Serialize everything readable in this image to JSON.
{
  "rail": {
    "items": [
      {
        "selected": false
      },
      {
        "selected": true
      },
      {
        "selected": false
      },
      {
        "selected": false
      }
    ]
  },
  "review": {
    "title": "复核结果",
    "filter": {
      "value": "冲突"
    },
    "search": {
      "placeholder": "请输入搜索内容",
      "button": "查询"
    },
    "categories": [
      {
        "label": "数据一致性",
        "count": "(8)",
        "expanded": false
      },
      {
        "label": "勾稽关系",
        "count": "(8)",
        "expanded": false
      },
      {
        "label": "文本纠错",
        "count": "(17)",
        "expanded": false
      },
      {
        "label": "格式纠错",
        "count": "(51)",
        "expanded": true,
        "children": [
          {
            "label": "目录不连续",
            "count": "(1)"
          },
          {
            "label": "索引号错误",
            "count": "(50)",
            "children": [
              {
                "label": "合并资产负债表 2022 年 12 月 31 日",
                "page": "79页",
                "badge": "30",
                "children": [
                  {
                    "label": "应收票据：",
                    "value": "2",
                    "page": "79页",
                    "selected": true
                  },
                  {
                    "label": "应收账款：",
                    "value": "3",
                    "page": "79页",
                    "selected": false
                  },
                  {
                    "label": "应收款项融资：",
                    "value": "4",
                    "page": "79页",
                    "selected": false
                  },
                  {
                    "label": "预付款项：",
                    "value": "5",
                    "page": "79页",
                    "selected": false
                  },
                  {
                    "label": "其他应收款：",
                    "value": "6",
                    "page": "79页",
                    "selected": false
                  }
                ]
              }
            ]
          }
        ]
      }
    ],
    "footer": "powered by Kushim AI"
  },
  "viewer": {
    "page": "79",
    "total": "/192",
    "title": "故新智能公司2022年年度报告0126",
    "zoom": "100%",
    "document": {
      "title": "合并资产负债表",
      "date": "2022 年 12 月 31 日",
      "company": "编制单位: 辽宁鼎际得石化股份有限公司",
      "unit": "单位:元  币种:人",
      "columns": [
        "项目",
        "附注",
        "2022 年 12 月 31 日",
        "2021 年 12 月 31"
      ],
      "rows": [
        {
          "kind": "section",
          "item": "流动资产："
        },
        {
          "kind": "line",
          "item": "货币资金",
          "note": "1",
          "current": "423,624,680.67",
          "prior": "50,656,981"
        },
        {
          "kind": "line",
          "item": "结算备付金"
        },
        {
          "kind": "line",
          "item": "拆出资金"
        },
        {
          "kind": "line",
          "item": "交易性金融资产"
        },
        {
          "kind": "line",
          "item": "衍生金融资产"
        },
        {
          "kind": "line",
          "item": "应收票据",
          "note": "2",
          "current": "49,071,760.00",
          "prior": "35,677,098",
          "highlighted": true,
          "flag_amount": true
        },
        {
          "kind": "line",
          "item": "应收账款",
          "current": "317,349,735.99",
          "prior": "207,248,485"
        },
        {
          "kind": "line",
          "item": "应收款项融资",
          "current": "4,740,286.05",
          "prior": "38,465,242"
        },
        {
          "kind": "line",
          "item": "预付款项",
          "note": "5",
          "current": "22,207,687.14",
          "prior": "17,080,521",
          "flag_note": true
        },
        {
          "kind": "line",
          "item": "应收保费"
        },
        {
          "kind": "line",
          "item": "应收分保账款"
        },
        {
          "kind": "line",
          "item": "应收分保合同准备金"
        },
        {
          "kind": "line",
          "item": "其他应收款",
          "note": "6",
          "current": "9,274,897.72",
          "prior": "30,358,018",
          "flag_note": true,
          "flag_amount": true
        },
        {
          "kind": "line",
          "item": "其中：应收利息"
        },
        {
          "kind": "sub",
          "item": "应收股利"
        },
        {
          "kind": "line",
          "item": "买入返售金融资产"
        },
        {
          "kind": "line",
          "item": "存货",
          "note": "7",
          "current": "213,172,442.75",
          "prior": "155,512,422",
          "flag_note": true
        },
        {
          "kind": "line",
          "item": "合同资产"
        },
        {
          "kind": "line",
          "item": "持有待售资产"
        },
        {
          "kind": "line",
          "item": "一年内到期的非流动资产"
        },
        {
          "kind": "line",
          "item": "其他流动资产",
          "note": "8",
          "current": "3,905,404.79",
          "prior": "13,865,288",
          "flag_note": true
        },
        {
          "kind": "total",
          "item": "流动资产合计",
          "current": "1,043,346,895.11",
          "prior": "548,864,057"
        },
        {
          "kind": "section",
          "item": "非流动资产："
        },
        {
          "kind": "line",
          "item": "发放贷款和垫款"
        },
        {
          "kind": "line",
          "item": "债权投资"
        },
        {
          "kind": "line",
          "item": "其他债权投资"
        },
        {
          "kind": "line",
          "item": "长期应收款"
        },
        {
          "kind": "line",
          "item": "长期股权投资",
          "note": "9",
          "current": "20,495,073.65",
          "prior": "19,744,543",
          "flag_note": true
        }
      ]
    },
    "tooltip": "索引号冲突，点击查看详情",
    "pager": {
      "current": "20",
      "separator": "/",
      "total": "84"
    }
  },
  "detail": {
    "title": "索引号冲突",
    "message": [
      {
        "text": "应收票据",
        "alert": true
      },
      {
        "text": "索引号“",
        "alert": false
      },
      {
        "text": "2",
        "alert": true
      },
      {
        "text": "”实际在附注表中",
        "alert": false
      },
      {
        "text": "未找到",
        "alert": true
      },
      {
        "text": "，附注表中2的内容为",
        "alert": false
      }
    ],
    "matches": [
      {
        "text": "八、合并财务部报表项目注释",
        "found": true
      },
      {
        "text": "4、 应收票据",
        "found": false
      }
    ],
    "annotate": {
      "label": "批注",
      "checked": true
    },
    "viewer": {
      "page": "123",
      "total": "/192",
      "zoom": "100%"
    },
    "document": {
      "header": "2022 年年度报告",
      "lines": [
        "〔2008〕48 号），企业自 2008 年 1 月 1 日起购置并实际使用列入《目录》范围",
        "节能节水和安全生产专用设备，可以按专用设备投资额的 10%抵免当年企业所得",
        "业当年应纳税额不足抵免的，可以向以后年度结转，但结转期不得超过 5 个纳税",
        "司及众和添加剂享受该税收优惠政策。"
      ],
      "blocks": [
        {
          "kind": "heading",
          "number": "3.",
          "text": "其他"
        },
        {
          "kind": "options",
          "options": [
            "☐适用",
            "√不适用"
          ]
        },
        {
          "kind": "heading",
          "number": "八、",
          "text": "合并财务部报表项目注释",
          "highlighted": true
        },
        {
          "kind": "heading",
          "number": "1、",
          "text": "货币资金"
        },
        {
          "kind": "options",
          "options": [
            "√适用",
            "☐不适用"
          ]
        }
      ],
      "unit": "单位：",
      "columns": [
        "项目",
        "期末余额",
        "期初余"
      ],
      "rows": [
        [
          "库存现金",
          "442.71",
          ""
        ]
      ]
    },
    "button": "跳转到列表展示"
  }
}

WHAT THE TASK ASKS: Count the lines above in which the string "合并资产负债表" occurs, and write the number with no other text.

SOLUTION TO THE EXERCISE: 2